Surrounded with smooth, well-kept lawns and with views on all sides of woods and fields, this country house was a pleasant retreat, well suited for recovering patients.
Allesley Hall in Coventry is a country house that has actually spent more years as an institutional facility. Nevertheless, this property was originally an Arts and Crafts house, built in 1909-10 by Harry Quick for William Isaac Iliffe.
William Iliffe (1843-1917) was the head of Iliffe and Sons, printers and publishers and, on his death, was described as ‘one of the most successful businessmen Coventry has ever known’. He was the founder of the Midlands Daily Telegraph newspaper, later known as the Coventry Evening Telegraph. At the time, with World War One drawing to a slow conclusion, the house was being used as a convalescent home.
There is some dispute as to whether the core of Allesley Hall retains some of a previous Queen Anne house (built about 1702-14) that had stood on the site. However, it is more likely that Quick built a completely new building.
‘A dignified modern building with spacious accommodation and in excellent structural condition. The large entrance hall and most of the rooms on the ground floor are panelled in oak. The extensive garden contain some particularly fine cypresses and cedars’.
It passed to Iliffe’s son, Edward Mauger Iliffe (1877-1960), who became 1st Baron Iliffe in 1922, and later MP for Tamworth. It appears that the house was tenanted and its last occupant was Dr John Orton, whose lease expired in 1937.
Edward gifted Allesley Hall to Coventry Corporation in 1937, and it became a convalescent home in connection with Gulson Road Municipal Hospital two years later. Afterwards it became offices for the Parks and Cemeteries Department, but gradually fell out of favour.
In 1988, it was sold to a private developer and opened as a CCHA nursing home in 1990, thus securing its future. There are critics who bemoan the loss of character, with a large extension to the south side.

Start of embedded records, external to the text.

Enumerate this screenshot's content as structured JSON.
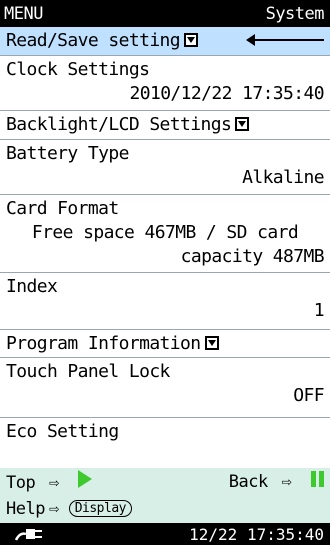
{
  "header": {
    "left": "MENU",
    "right": "System"
  },
  "menu": {
    "read_save": "Read/Save setting",
    "clock_title": "Clock Settings",
    "clock_value": "2010/12/22 17:35:40",
    "backlight": "Backlight/LCD Settings",
    "battery_title": "Battery Type",
    "battery_value": "Alkaline",
    "card_title": "Card Format",
    "card_value_line1": "Free space 467MB / SD card",
    "card_value_line2": "capacity 487MB",
    "index_title": "Index",
    "index_value": "1",
    "program_info": "Program Information",
    "touch_title": "Touch Panel Lock",
    "touch_value": "OFF",
    "eco_title": "Eco Setting"
  },
  "help": {
    "top_label": "Top",
    "back_label": "Back",
    "help_label": "Help",
    "display_button": "Display",
    "arrow": "⇨"
  },
  "status": {
    "datetime": "12/22 17:35:40"
  },
  "colors": {
    "selected_bg": "#bfe0ff",
    "help_bg": "#d8efe8",
    "accent_green": "#3ec92e"
  }
}
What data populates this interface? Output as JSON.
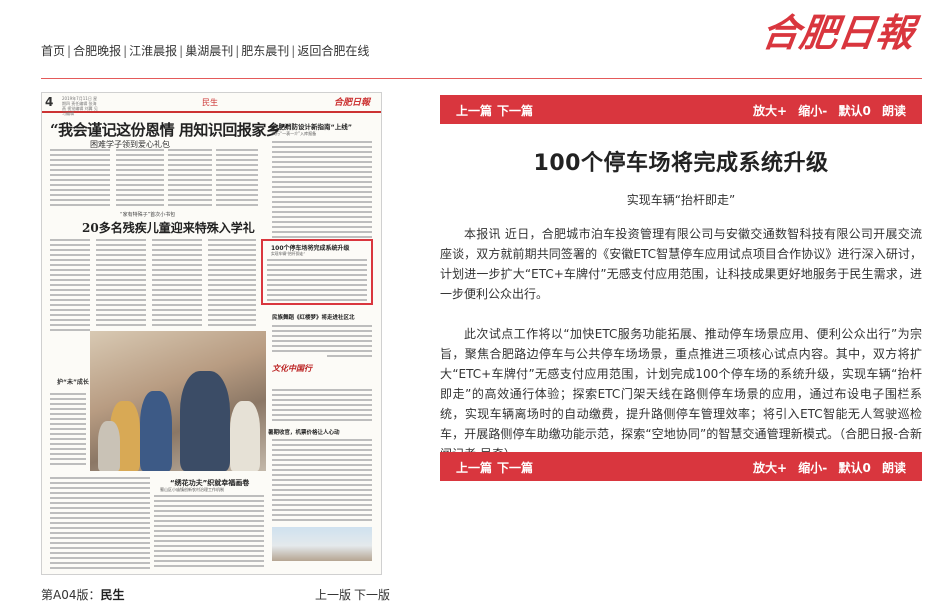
{
  "brand": {
    "logo_text": "合肥日報",
    "color": "#d9363e"
  },
  "topnav": {
    "items": [
      "首页",
      "合肥晚报",
      "江淮晨报",
      "巢湖晨刊",
      "肥东晨刊",
      "返回合肥在线"
    ],
    "separator": "|"
  },
  "newspaper": {
    "page_number": "4",
    "section": "民生",
    "date_block": "2019年7月11日 星期四 责任编辑 张海燕 视觉编辑 刘翼 见习编辑",
    "masthead": "合肥日報",
    "headline_main": "“我会谨记这份恩情  用知识回报家乡”",
    "headline_main_sub": "困难学子领到爱心礼包",
    "headline_right": "合肥消防设计新指南“上线”",
    "headline_right_sub": "实行“一表一介”入库报备",
    "headline_second_pre": "“家有特殊子”首次小书包",
    "headline_second": "20多名残疾儿童迎来特殊入学礼",
    "highlighted_headline": "100个停车场将完成系统升级",
    "highlighted_sub": "实现车辆“抬杆即走”",
    "headline_right_2": "民族舞蹈《红楼梦》将走进社区北",
    "photo_caption": "护“未”成长",
    "brand_insert": "文化中国行",
    "headline_right_3": "暑期收官，机票价格让人心动",
    "headline_bottom": "“绣花功夫”织就幸福画卷",
    "headline_bottom_sub": "蜀山区小庙镇创新农村治理工作机制"
  },
  "edition": {
    "label": "第A04版：",
    "name": "民生"
  },
  "pager": {
    "prev": "上一版",
    "next": "下一版"
  },
  "article_bar": {
    "prev": "上一篇",
    "next": "下一篇",
    "zoom_in": "放大+",
    "zoom_out": "缩小-",
    "default": "默认0",
    "read_aloud": "朗读"
  },
  "article": {
    "title": "100个停车场将完成系统升级",
    "subtitle": "实现车辆“抬杆即走”",
    "paragraphs": [
      "本报讯 近日，合肥城市泊车投资管理有限公司与安徽交通数智科技有限公司开展交流座谈，双方就前期共同签署的《安徽ETC智慧停车应用试点项目合作协议》进行深入研讨，计划进一步扩大“ETC+车牌付”无感支付应用范围，让科技成果更好地服务于民生需求，进一步便利公众出行。",
      "此次试点工作将以“加快ETC服务功能拓展、推动停车场景应用、便利公众出行”为宗旨，聚焦合肥路边停车与公共停车场场景，重点推进三项核心试点内容。其中，双方将扩大“ETC+车牌付”无感支付应用范围，计划完成100个停车场的系统升级，实现车辆“抬杆即走”的高效通行体验；探索ETC门架天线在路侧停车场景的应用，通过布设电子围栏系统，实现车辆离场时的自动缴费，提升路侧停车管理效率；将引入ETC智能无人驾驶巡检车，开展路侧停车助缴功能示范，探索“空地协同”的智慧交通管理新模式。（合肥日报-合新闻记者 吴奇）"
    ]
  }
}
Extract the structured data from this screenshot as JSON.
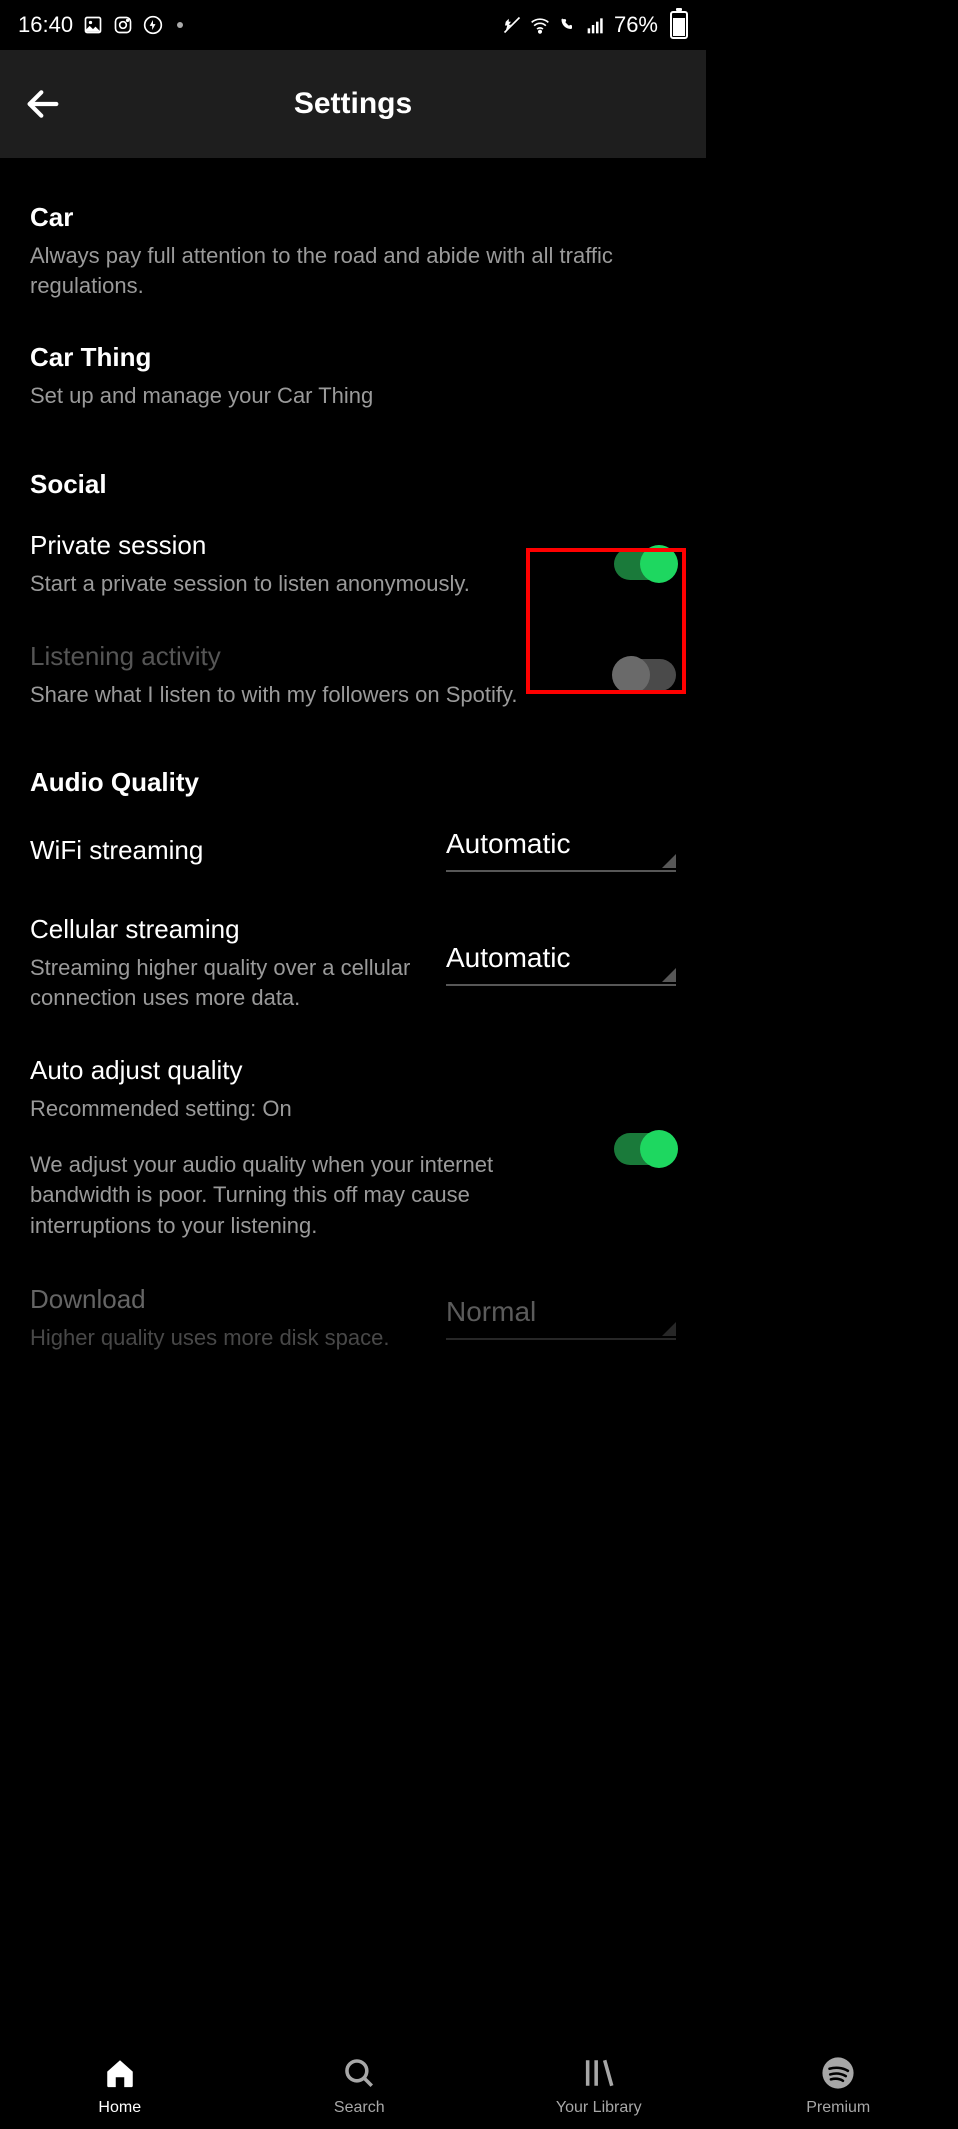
{
  "status": {
    "time": "16:40",
    "battery_pct": "76%"
  },
  "header": {
    "title": "Settings"
  },
  "items": {
    "car": {
      "title": "Car",
      "sub": "Always pay full attention to the road and abide with all traffic regulations."
    },
    "car_thing": {
      "title": "Car Thing",
      "sub": "Set up and manage your Car Thing"
    },
    "social_header": "Social",
    "private_session": {
      "title": "Private session",
      "sub": "Start a private session to listen anonymously.",
      "on": true
    },
    "listening_activity": {
      "title": "Listening activity",
      "sub": "Share what I listen to with my followers on Spotify.",
      "on": false
    },
    "audio_header": "Audio Quality",
    "wifi_streaming": {
      "title": "WiFi streaming",
      "value": "Automatic"
    },
    "cellular_streaming": {
      "title": "Cellular streaming",
      "sub": "Streaming higher quality over a cellular connection uses more data.",
      "value": "Automatic"
    },
    "auto_adjust": {
      "title": "Auto adjust quality",
      "sub": "Recommended setting: On",
      "extra": "We adjust your audio quality when your internet bandwidth is poor. Turning this off may cause interruptions to your listening.",
      "on": true
    },
    "download": {
      "title": "Download",
      "sub": "Higher quality uses more disk space.",
      "value": "Normal"
    }
  },
  "nav": {
    "home": "Home",
    "search": "Search",
    "library": "Your Library",
    "premium": "Premium"
  }
}
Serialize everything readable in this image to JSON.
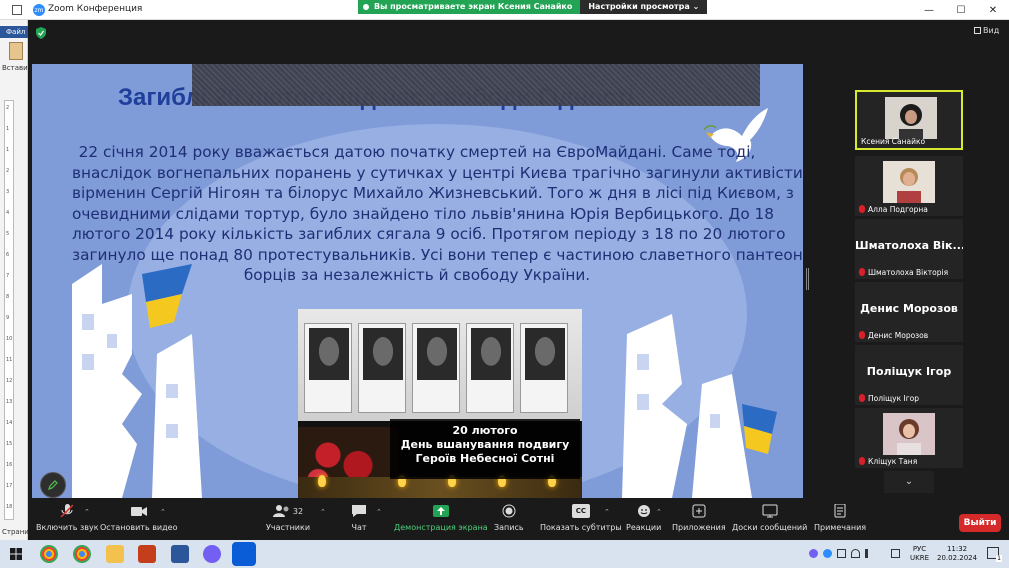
{
  "window": {
    "title": "Zoom Конференция",
    "share_banner": "Вы просматриваете экран Ксения Санайко",
    "view_options": "Настройки просмотра",
    "view_label": "Вид"
  },
  "word_strip": {
    "tab_file": "Файл",
    "paste": "Встави",
    "pages": "Страни",
    "ruler_ticks": [
      "2",
      "1",
      "1",
      "2",
      "3",
      "4",
      "5",
      "6",
      "7",
      "8",
      "9",
      "10",
      "11",
      "12",
      "13",
      "14",
      "15",
      "16",
      "17",
      "18"
    ]
  },
  "slide": {
    "title": "Загиблі 20 лютого під час свободи Гідності",
    "paragraph_lines": [
      "22 січня 2014 року вважається датою початку смертей на ЄвроМайдані. Саме тоді,",
      "внаслідок вогнепальних поранень у сутичках у центрі Києва трагічно загинули активісти —",
      "вірменин Сергій Нігоян та білорус Михайло Жизневський. Того ж дня в лісі під Києвом, з",
      "очевидними слідами тортур, було знайдено тіло львів'янина Юрія Вербицького. До 18",
      "лютого 2014 року кількість загиблих сягала 9 осіб. Протягом періоду з 18 по 20 лютого",
      "загинуло ще понад 80 протестувальників. Усі вони тепер є частиною славетного пантеону",
      "борців за незалежність й свободу України."
    ],
    "photo_caption": [
      "20 лютого",
      "День вшанування подвигу",
      "Героїв Небесної Сотні"
    ]
  },
  "participants": [
    {
      "name": "Ксения Санайко",
      "video": true,
      "muted": false,
      "active": true
    },
    {
      "name": "Алла Подгорна",
      "video": true,
      "muted": true
    },
    {
      "name": "Шматолоха Вікторія",
      "display": "Шматолоха  Вік...",
      "video": false,
      "muted": true
    },
    {
      "name": "Денис Морозов",
      "display": "Денис Морозов",
      "video": false,
      "muted": true
    },
    {
      "name": "Поліщук Ігор",
      "display": "Поліщук Ігор",
      "video": false,
      "muted": true
    },
    {
      "name": "Кліщук Таня",
      "video": true,
      "muted": true
    }
  ],
  "toolbar": {
    "unmute": "Включить звук",
    "video": "Остановить видео",
    "participants": "Участники",
    "participants_count": "32",
    "chat": "Чат",
    "share": "Демонстрация экрана",
    "record": "Запись",
    "captions": "Показать субтитры",
    "cc": "CC",
    "reactions": "Реакции",
    "apps": "Приложения",
    "whiteboards": "Доски сообщений",
    "notes": "Примечания",
    "leave": "Выйти"
  },
  "taskbar": {
    "lang_top": "РУС",
    "lang_bottom": "UKRE",
    "time": "11:32",
    "date": "20.02.2024",
    "notif_count": "1"
  },
  "colors": {
    "zoom_blue": "#2d8cff",
    "share_green": "#23a455",
    "leave_red": "#d42a2a",
    "active_speaker": "#d9e830"
  }
}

Today, its former parkland is probably more famous than the house. It was originally a deer park laid out by Henry de Hastings, about five times larger than it is today, and was enclosed around the remains of a Norman castle, now ruined. The parkland is known as Allesley Park and is a popular attraction for the city.